Draconian Meter Maids on Galt Ocean Mile Exploit the Dive Bar Staff
Dive Bar owners Gary Marcotte and Cody Cole have racked up almost $2,500 in parking fines at the meters outside their business in the last year and a half (and that's not including the staff). At $32 a ticket, it hasn't been easy. They blame vindictive parking enforcement officials.
Jess Swanson Parking enforcement on Galt Ocean Mile.
The parking meters outside the bar on Galt Ocean Mile are finicky. They only accept coins, and with a three-hour limit, they are designed to keep beach-goers from taking up parking spaces designated for patrons. On the other hand, they leave small business owners like Marcotte and Cole and their staff, who work shifts longer than three hours, drowning in fines.
Marcotte has tried to secure parking permits, but whenever he calls the city, none are available in his area, he contends. And he claims, other businesses owners in the area suspiciously seem to have handicapped permits that allow them to park at the meters for free.
"Go walk outside and see for yourself," Marcotte says, rolling his eyes. "Everyone parked on the street [at a meter] has a handicapped decal."
Clean Plate Charlie called the Fort Lauderdale Parking Enforcement to inquire about the situation. A woman who would give her name only as "Kim" said only one permit is available for the month of September in Galt Ocean area.

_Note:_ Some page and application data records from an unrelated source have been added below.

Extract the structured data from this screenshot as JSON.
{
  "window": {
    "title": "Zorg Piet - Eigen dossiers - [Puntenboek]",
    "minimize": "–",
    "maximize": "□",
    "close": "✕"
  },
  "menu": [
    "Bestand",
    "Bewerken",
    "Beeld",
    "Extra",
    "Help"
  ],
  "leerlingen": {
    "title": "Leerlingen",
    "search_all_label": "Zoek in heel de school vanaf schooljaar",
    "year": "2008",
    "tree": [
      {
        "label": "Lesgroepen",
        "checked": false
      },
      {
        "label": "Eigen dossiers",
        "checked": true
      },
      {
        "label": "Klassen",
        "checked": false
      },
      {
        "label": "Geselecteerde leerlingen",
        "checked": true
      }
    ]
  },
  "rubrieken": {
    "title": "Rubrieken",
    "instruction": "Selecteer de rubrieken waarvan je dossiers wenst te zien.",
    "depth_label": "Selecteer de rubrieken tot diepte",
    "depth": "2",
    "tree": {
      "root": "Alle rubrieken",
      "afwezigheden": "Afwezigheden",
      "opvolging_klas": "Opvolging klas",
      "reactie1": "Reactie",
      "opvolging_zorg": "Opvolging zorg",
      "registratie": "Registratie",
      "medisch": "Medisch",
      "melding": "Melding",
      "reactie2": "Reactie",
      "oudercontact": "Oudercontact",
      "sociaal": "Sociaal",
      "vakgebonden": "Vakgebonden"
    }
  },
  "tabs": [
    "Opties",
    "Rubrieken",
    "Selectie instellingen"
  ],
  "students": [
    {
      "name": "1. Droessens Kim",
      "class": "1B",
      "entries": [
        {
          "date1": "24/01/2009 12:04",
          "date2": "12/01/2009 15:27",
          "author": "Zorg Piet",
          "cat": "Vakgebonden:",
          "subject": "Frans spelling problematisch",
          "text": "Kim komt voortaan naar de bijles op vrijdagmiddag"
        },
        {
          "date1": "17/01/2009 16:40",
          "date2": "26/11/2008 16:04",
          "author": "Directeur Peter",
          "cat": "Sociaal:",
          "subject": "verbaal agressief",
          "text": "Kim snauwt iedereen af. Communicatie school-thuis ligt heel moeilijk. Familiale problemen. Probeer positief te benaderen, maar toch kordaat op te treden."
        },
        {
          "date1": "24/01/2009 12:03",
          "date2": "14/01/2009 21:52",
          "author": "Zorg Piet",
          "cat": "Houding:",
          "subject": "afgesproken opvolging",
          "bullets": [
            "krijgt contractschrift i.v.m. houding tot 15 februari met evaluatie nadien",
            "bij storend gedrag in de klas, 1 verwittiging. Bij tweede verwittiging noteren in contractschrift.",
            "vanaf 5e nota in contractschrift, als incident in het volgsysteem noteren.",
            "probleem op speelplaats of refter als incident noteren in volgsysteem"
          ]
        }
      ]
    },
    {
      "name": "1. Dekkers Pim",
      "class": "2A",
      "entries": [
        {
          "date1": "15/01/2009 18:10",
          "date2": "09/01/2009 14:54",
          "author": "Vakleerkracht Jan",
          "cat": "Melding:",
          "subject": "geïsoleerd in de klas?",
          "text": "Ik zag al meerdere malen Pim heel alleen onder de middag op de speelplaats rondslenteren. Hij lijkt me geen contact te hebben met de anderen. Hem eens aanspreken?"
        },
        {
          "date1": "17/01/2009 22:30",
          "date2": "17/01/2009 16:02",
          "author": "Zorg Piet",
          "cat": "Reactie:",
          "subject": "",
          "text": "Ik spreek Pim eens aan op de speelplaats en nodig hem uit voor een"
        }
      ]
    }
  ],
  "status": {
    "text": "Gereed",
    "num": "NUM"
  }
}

The Dive Bar has a staff of 14.
None of them qualify for a handicapped decal, Marcotte adds.
Even if The Dive Bar owner bought the one permit for September (which costs $37.10 a month), it would expire by October, and he would have to go through the process again. According to Parking Enforcement, there is usually a wait list and permits cannot be guaranteed from one month to the next.
Marcotte and Cole are perturbed by the unrelenting ticket fines, but they are even more concerned about the financial burden these ticket fines place on their staff. Waiters, bartenders and cooks, after all, are usually too busy to run out in the middle of their shifts to pay the meters. (Patrons are less of a concern. They usually don't stay more than three hours.)